[Data for the task Boundary: Start]

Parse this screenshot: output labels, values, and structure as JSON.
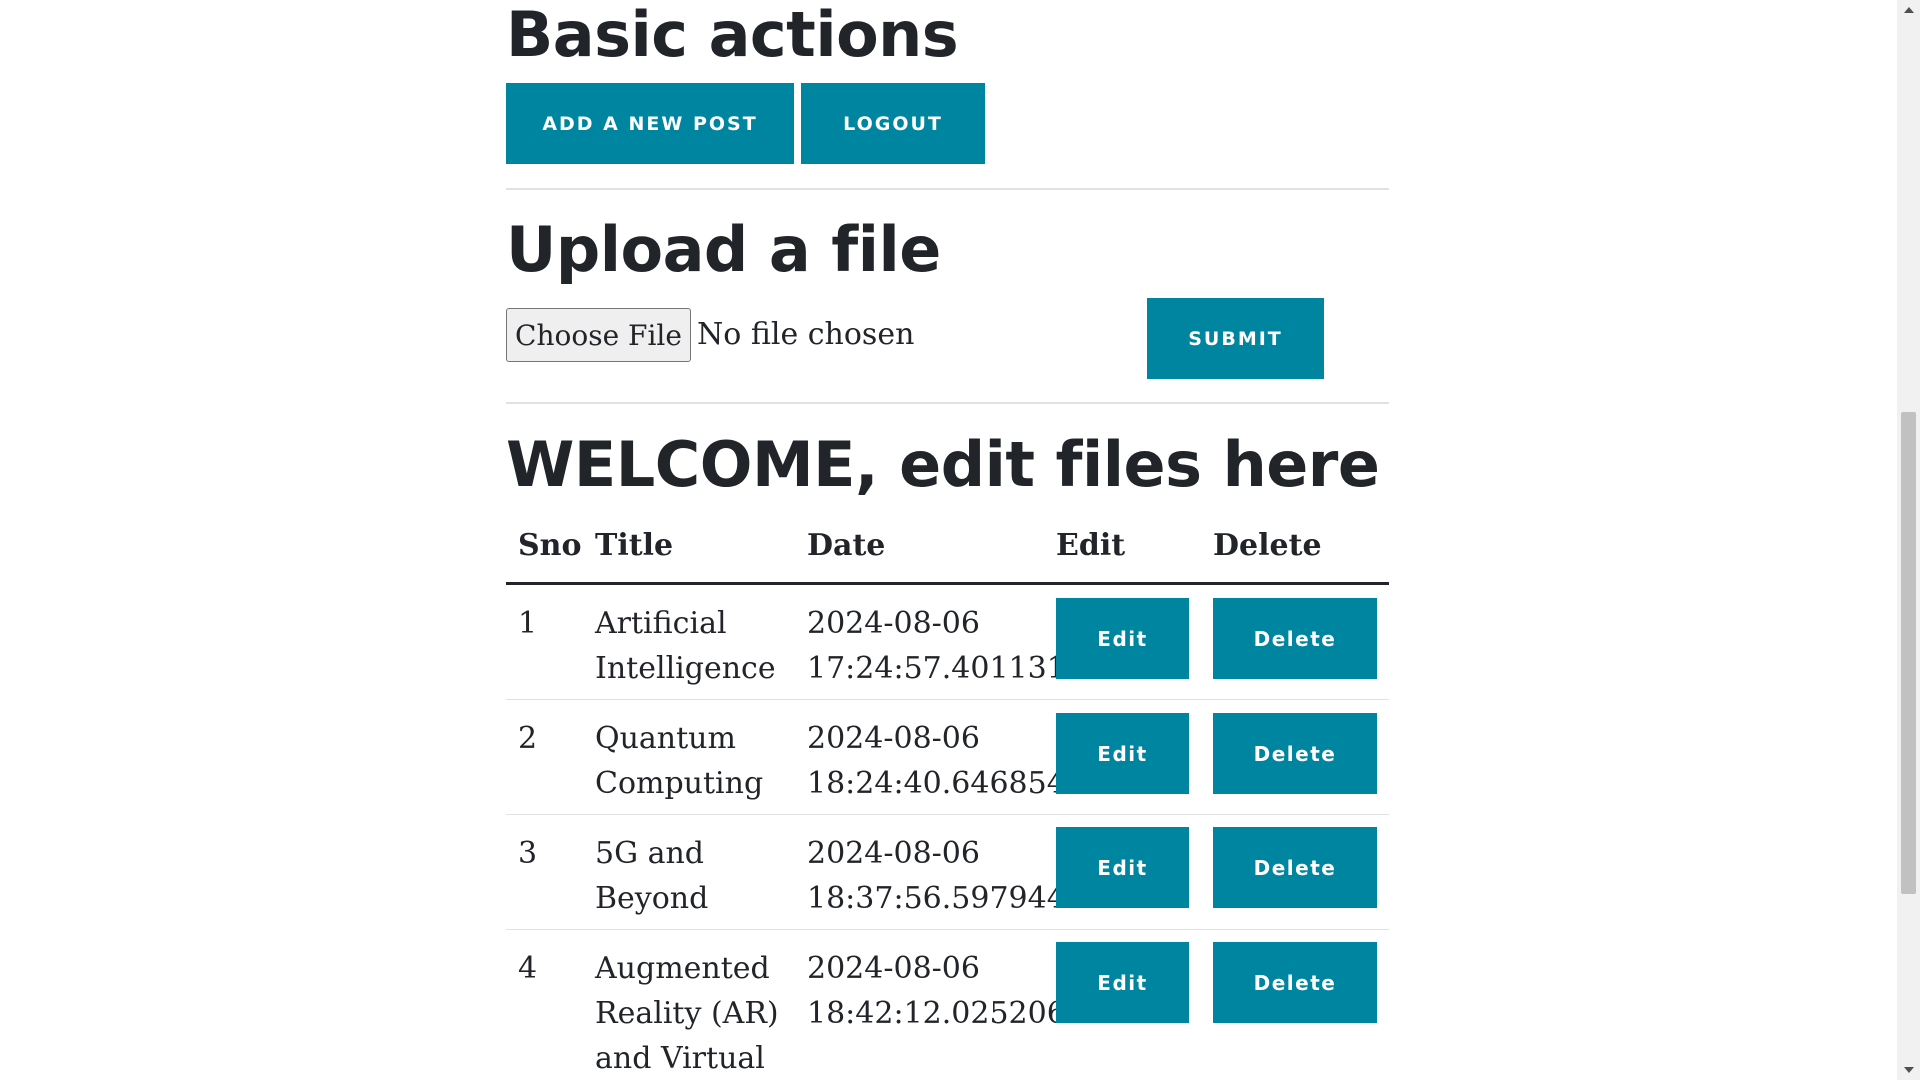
{
  "basic_actions": {
    "heading": "Basic actions",
    "add_post_label": "ADD A NEW POST",
    "logout_label": "LOGOUT"
  },
  "upload": {
    "heading": "Upload a file",
    "choose_file_label": "Choose File",
    "file_status": "No file chosen",
    "submit_label": "SUBMIT"
  },
  "welcome": {
    "heading": "WELCOME, edit files here"
  },
  "table": {
    "headers": [
      "Sno",
      "Title",
      "Date",
      "Edit",
      "Delete"
    ],
    "rows": [
      {
        "sno": "1",
        "title": "Artificial Intelligence",
        "date": "2024-08-06 17:24:57.401131",
        "edit_label": "Edit",
        "delete_label": "Delete"
      },
      {
        "sno": "2",
        "title": "Quantum Computing",
        "date": "2024-08-06 18:24:40.646854",
        "edit_label": "Edit",
        "delete_label": "Delete"
      },
      {
        "sno": "3",
        "title": "5G and Beyond",
        "date": "2024-08-06 18:37:56.597944",
        "edit_label": "Edit",
        "delete_label": "Delete"
      },
      {
        "sno": "4",
        "title": "Augmented Reality (AR) and Virtual",
        "date": "2024-08-06 18:42:12.025206",
        "edit_label": "Edit",
        "delete_label": "Delete"
      }
    ]
  },
  "colors": {
    "accent": "#0085a1",
    "text": "#212529",
    "divider": "#dee2e6"
  },
  "icons": {
    "scroll_up": "chevron-up-icon",
    "scroll_down": "chevron-down-icon"
  }
}
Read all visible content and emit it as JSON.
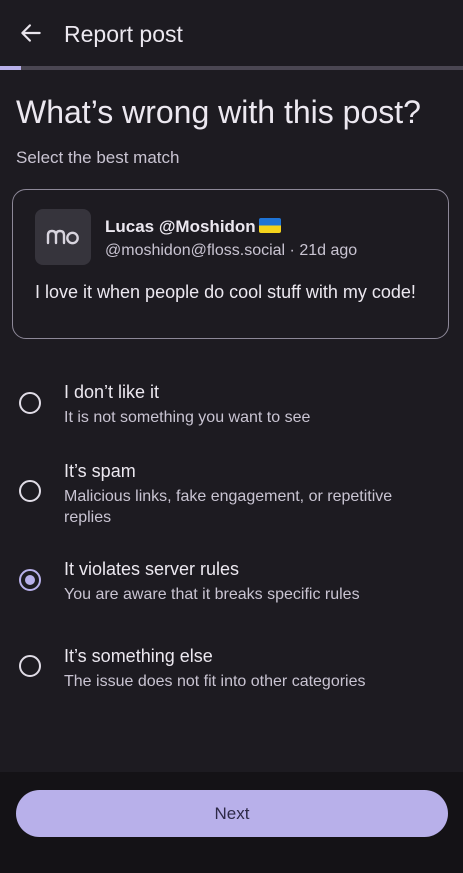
{
  "header": {
    "title": "Report post",
    "back_icon": "arrow-back-icon"
  },
  "progress": {
    "fraction": 0.045,
    "color": "#b8b0ea"
  },
  "main": {
    "heading": "What’s wrong with this post?",
    "subheading": "Select the best match"
  },
  "post": {
    "avatar_text": "mo",
    "author": "Lucas @Moshidon",
    "author_flag_icon": "ukraine-flag-icon",
    "handle_meta": "@moshidon@floss.social · 21d ago",
    "content": "I love it when people do cool stuff with my code!"
  },
  "options": [
    {
      "title": "I don’t like it",
      "description": "It is not something you want to see",
      "selected": false
    },
    {
      "title": "It’s spam",
      "description": "Malicious links, fake engagement, or repetitive replies",
      "selected": false
    },
    {
      "title": "It violates server rules",
      "description": "You are aware that it breaks specific rules",
      "selected": true
    },
    {
      "title": "It’s something else",
      "description": "The issue does not fit into other categories",
      "selected": false
    }
  ],
  "footer": {
    "next_label": "Next"
  },
  "colors": {
    "accent": "#b8b0ea",
    "background": "#1d1b21",
    "bottom_bar": "#141216"
  }
}
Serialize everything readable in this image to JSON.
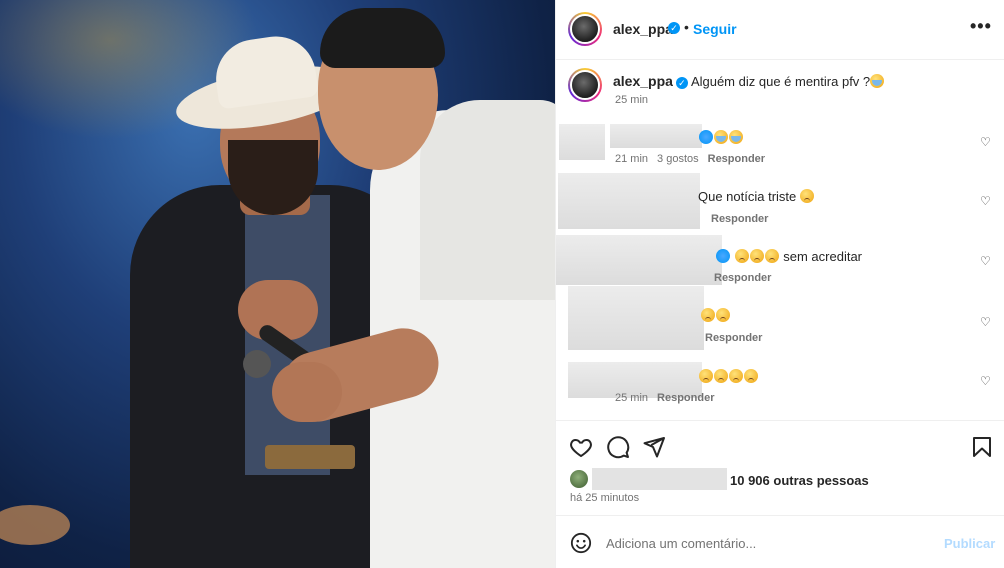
{
  "header": {
    "username": "alex_ppa",
    "separator": "•",
    "follow_label": "Seguir",
    "more_label": "•••"
  },
  "caption": {
    "username": "alex_ppa",
    "text": "Alguém diz que é mentira pfv ?",
    "time": "25 min"
  },
  "comments": [
    {
      "text": "",
      "meta_time": "21 min",
      "meta_likes": "3 gostos",
      "reply": "Responder"
    },
    {
      "text": "Que notícia triste",
      "meta_time": "",
      "meta_likes": "",
      "reply": "Responder"
    },
    {
      "text": "sem acreditar",
      "meta_time": "",
      "meta_likes": "",
      "reply": "Responder"
    },
    {
      "text": "",
      "meta_time": "",
      "meta_likes": "",
      "reply": "Responder"
    },
    {
      "text": "",
      "meta_time": "25 min",
      "meta_likes": "",
      "reply": "Responder"
    }
  ],
  "likes": {
    "others_text": "10 906 outras pessoas",
    "time": "há 25 minutos"
  },
  "add_comment": {
    "placeholder": "Adiciona um comentário...",
    "publish_label": "Publicar"
  },
  "colors": {
    "accent": "#0095f6",
    "muted": "#737373",
    "publish_disabled": "#b3dbff"
  },
  "icons": [
    "heart-icon",
    "comment-icon",
    "share-icon",
    "bookmark-icon",
    "emoji-icon",
    "more-icon",
    "verified-icon"
  ]
}
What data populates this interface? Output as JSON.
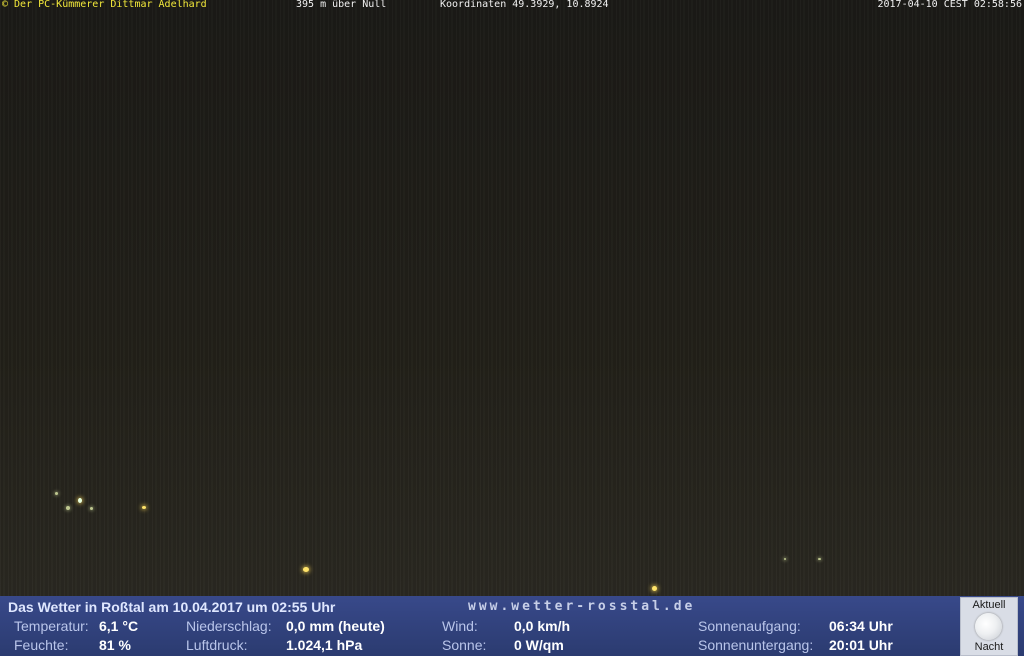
{
  "overlay": {
    "author": "© Der PC-Kümmerer Dittmar Adelhard",
    "altitude": "395 m über Null",
    "coordinates": "Koordinaten 49.3929, 10.8924",
    "timestamp": "2017-04-10 CEST 02:58:56"
  },
  "panel": {
    "title": "Das Wetter in Roßtal am 10.04.2017 um 02:55 Uhr",
    "site": "www.wetter-rosstal.de",
    "temperature": {
      "label": "Temperatur:",
      "value": "6,1 °C"
    },
    "humidity": {
      "label": "Feuchte:",
      "value": "81 %"
    },
    "precipitation": {
      "label": "Niederschlag:",
      "value": "0,0 mm (heute)"
    },
    "pressure": {
      "label": "Luftdruck:",
      "value": "1.024,1 hPa"
    },
    "wind": {
      "label": "Wind:",
      "value": "0,0 km/h"
    },
    "sun": {
      "label": "Sonne:",
      "value": "0 W/qm"
    },
    "sunrise": {
      "label": "Sonnenaufgang:",
      "value": "06:34 Uhr"
    },
    "sunset": {
      "label": "Sonnenuntergang:",
      "value": "20:01 Uhr"
    },
    "moon": {
      "top_label": "Aktuell",
      "bottom_label": "Nacht",
      "icon": "full-moon-icon"
    }
  },
  "colors": {
    "panel_background": "#2e3e72",
    "author_text": "#f2e83a",
    "overlay_text": "#f0f0f0"
  }
}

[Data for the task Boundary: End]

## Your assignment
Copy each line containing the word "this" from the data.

## Exercise solution
Parse this screenshot: output labels, values, and structure as JSON.
    "heading": "What’s wrong with this post?",
Serialize everything readable in this image to JSON.
What data populates this interface? Output as JSON.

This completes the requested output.